One of the main concerns is that prostate surgery can damage the nerves that control erections. This can lead to erectile dysfunction (ED), even after penile reconstruction. However, there are techniques that can be used to try to preserve these nerves during surgery.
Another concern is that penile reconstruction can be more difficult to perform in men who have had prostate surgery. This is because the scar tissue from surgery can make it difficult to work with the tissues of the penis. However, experienced surgeons are able to overcome these challenges.
If you are considering penile reconstruction and have a history of prostate problems, it is important to choose a surgeon who has experience with both procedures. They can discuss your individual risks and benefits and help you make the best decision for your situation.

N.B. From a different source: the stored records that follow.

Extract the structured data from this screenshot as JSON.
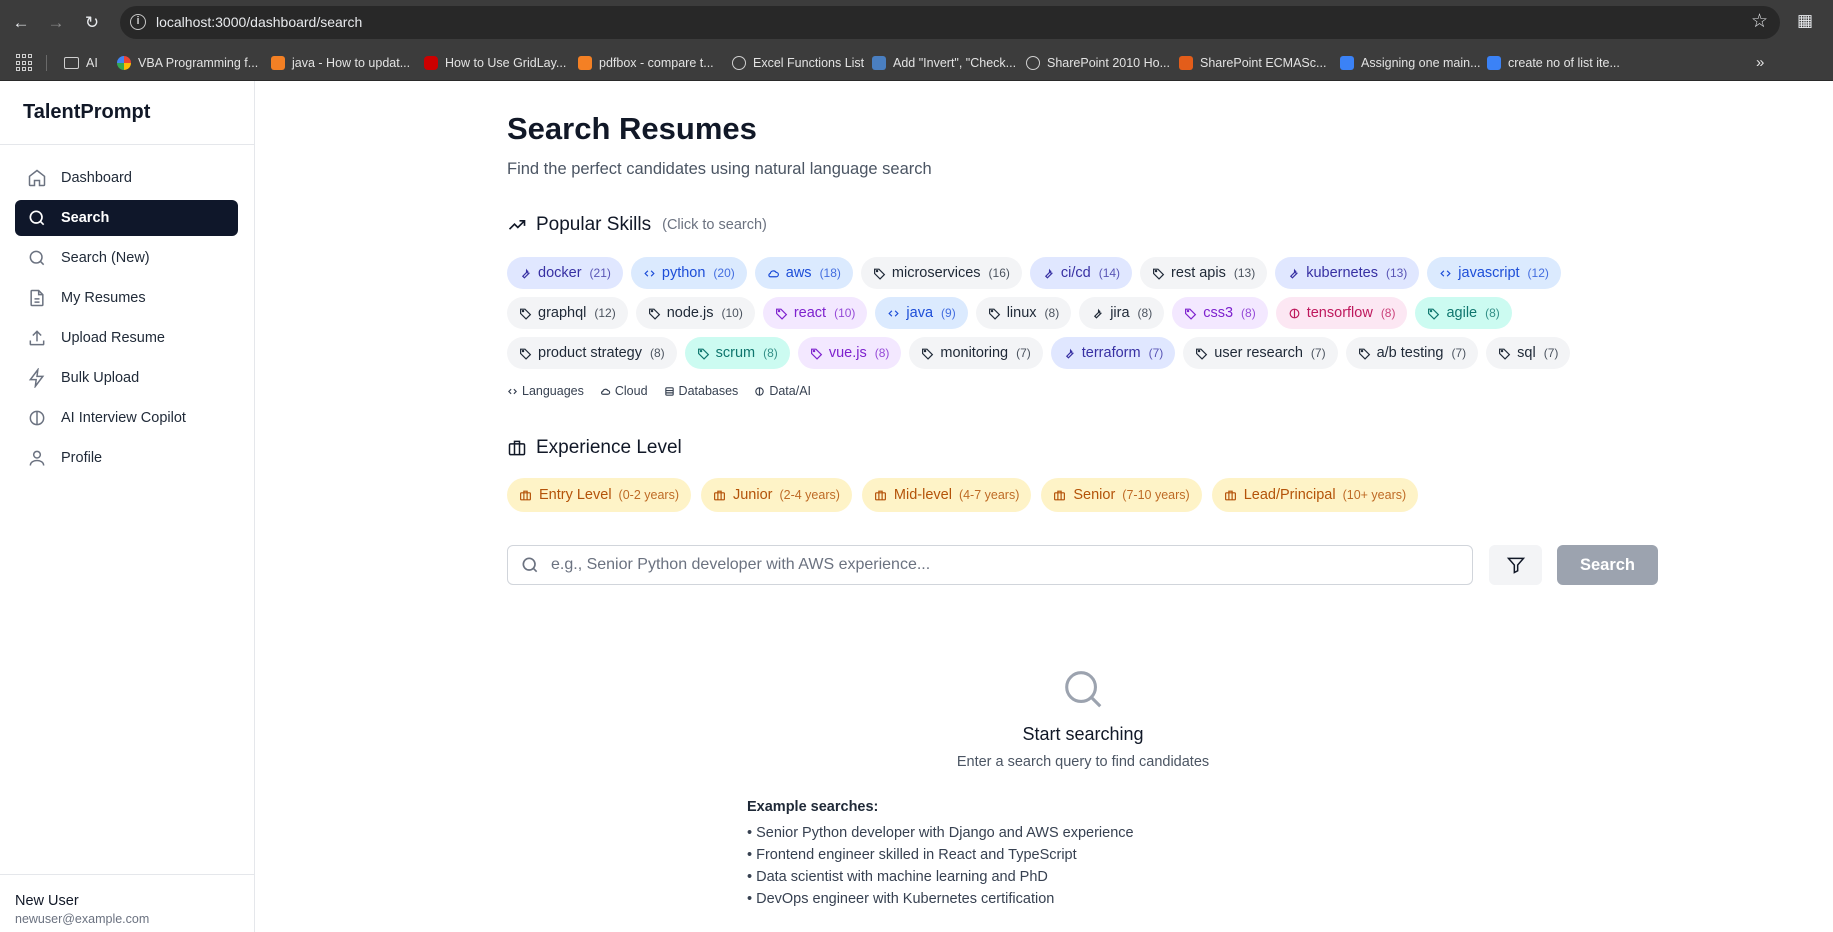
{
  "browser": {
    "url": "localhost:3000/dashboard/search",
    "bookmarks": [
      "AI",
      "VBA Programming f...",
      "java - How to updat...",
      "How to Use GridLay...",
      "pdfbox - compare t...",
      "Excel Functions List",
      "Add \"Invert\", \"Check...",
      "SharePoint 2010 Ho...",
      "SharePoint ECMASc...",
      "Assigning one main...",
      "create no of list ite..."
    ],
    "more": "»"
  },
  "sidebar": {
    "brand": "TalentPrompt",
    "items": [
      {
        "label": "Dashboard"
      },
      {
        "label": "Search"
      },
      {
        "label": "Search (New)"
      },
      {
        "label": "My Resumes"
      },
      {
        "label": "Upload Resume"
      },
      {
        "label": "Bulk Upload"
      },
      {
        "label": "AI Interview Copilot"
      },
      {
        "label": "Profile"
      }
    ],
    "user": {
      "name": "New User",
      "email": "newuser@example.com"
    }
  },
  "main": {
    "title": "Search Resumes",
    "subtitle": "Find the perfect candidates using natural language search",
    "popular": {
      "title": "Popular Skills",
      "hint": "(Click to search)",
      "skills": [
        {
          "name": "docker",
          "count": "(21)"
        },
        {
          "name": "python",
          "count": "(20)"
        },
        {
          "name": "aws",
          "count": "(18)"
        },
        {
          "name": "microservices",
          "count": "(16)"
        },
        {
          "name": "ci/cd",
          "count": "(14)"
        },
        {
          "name": "rest apis",
          "count": "(13)"
        },
        {
          "name": "kubernetes",
          "count": "(13)"
        },
        {
          "name": "javascript",
          "count": "(12)"
        },
        {
          "name": "graphql",
          "count": "(12)"
        },
        {
          "name": "node.js",
          "count": "(10)"
        },
        {
          "name": "react",
          "count": "(10)"
        },
        {
          "name": "java",
          "count": "(9)"
        },
        {
          "name": "linux",
          "count": "(8)"
        },
        {
          "name": "jira",
          "count": "(8)"
        },
        {
          "name": "css3",
          "count": "(8)"
        },
        {
          "name": "tensorflow",
          "count": "(8)"
        },
        {
          "name": "agile",
          "count": "(8)"
        },
        {
          "name": "product strategy",
          "count": "(8)"
        },
        {
          "name": "scrum",
          "count": "(8)"
        },
        {
          "name": "vue.js",
          "count": "(8)"
        },
        {
          "name": "monitoring",
          "count": "(7)"
        },
        {
          "name": "terraform",
          "count": "(7)"
        },
        {
          "name": "user research",
          "count": "(7)"
        },
        {
          "name": "a/b testing",
          "count": "(7)"
        },
        {
          "name": "sql",
          "count": "(7)"
        }
      ],
      "legend": [
        "Languages",
        "Cloud",
        "Databases",
        "Data/AI"
      ]
    },
    "experience": {
      "title": "Experience Level",
      "levels": [
        {
          "label": "Entry Level",
          "range": "(0-2 years)"
        },
        {
          "label": "Junior",
          "range": "(2-4 years)"
        },
        {
          "label": "Mid-level",
          "range": "(4-7 years)"
        },
        {
          "label": "Senior",
          "range": "(7-10 years)"
        },
        {
          "label": "Lead/Principal",
          "range": "(10+ years)"
        }
      ]
    },
    "search": {
      "placeholder": "e.g., Senior Python developer with AWS experience...",
      "button": "Search"
    },
    "empty": {
      "title": "Start searching",
      "subtitle": "Enter a search query to find candidates",
      "examples_title": "Example searches:",
      "examples": [
        "• Senior Python developer with Django and AWS experience",
        "• Frontend engineer skilled in React and TypeScript",
        "• Data scientist with machine learning and PhD",
        "• DevOps engineer with Kubernetes certification"
      ]
    }
  }
}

Here are some specific types of penile reconstruction that can be performed for individuals with a history of prostate problems:
- Phalloplasty: This is a surgical procedure to create a new penis or to lengthen an existing one. It can be used to treat a variety of conditions, including congenital defects, injuries, and cancer.

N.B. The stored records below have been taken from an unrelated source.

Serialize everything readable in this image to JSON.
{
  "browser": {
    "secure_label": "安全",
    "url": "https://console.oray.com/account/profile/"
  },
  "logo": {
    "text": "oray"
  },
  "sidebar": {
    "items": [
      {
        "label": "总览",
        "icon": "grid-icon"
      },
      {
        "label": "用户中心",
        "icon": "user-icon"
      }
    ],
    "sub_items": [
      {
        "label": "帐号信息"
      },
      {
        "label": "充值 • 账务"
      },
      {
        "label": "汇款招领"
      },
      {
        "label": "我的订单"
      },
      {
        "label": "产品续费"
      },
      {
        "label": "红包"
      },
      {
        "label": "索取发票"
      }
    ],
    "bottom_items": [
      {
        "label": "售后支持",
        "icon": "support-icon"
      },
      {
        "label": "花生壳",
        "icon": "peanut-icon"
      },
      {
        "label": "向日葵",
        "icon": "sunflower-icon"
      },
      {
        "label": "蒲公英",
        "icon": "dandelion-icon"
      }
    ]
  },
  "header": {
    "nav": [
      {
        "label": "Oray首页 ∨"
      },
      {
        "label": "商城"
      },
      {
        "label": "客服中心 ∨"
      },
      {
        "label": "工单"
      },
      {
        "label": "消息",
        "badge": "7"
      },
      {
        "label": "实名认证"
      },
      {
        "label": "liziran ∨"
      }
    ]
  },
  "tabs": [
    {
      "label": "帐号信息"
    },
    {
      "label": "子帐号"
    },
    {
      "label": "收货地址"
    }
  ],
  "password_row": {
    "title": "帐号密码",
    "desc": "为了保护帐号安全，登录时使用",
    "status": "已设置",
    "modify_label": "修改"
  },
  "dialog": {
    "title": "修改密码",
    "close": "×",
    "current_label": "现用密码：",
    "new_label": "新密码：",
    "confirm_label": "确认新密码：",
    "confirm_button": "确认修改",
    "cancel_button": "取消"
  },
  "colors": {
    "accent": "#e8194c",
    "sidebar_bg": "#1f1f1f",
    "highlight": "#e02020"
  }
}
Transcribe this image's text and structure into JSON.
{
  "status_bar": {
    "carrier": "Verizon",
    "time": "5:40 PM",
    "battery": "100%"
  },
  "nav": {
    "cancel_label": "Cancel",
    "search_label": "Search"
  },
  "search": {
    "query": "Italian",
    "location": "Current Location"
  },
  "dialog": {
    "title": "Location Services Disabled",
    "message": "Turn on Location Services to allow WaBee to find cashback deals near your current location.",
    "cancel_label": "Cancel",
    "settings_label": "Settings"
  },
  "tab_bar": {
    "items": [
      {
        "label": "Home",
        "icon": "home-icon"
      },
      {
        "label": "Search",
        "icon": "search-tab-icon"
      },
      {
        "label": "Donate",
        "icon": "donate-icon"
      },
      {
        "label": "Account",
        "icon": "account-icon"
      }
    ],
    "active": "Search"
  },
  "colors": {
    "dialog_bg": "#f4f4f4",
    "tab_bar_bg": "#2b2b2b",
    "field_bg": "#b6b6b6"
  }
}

- Urethral reconstruction: This is a surgical procedure to repair or replace the urethra, the tube that carries urine from the bladder to the outside of the body. It can be used to treat a variety of conditions, including strictures, injuries, and cancer.
- Penile implant: This is a surgical procedure to implant a device into the penis that allows the wearer to achieve and maintain an erection. It is a common treatment for ED, including ED caused by prostate surgery.
Penile reconstruction surgeries, such as phalloplasty and metoidioplasty, can be performed for individuals with a history of prostate problems, but there are important considerations and potential complications to keep in mind. The decision to undergo penile reconstruction in such cases should be made carefully in consultation with healthcare providers who specialize in transgender care, reconstructive urology, and prostate health. Here are some key points to consider:
- Evaluation: Individuals with a history of prostate problems should undergo a thorough evaluation of their prostate health before considering penile reconstruction. This may involve assessments such as prostate-specific antigen (PSA) testing and a prostate exam.
- Surgical Planning: Surgical planning for penile reconstruction may need to take into account any preexisting prostate issues. The choice of surgical technique and the approach to urethral reconstruction may be influenced by these factors.
- Postoperative Care: After penile reconstruction, individuals may need to follow specific postoperative care instructions to ensure proper healing and minimize the risk of complications. Close postoperative monitoring and management may be necessary to address any prostate-related concerns.
- Potential Complications: Individuals with a history of prostate problems may be at a slightly higher risk of postoperative complications related to urinary function and prostate health. These complications can include urinary tract issues and changes in PSA levels. Close collaboration between healthcare providers is essential to manage any complications that may arise.
- Continued Prostate Health Monitoring: Prostate health should continue to be monitored after penile reconstruction, especially if an individual has a history of prostate problems. Regular follow-up with a urologist or healthcare provider is important to ensure that any prostate-related issues are detected and managed appropriately.
- Communication: Open and honest communication with healthcare providers is essential. Individuals should discuss their medical history, prostate health, and any concerns with their surgical and medical teams to ensure that the surgical approach aligns with their needs and goals.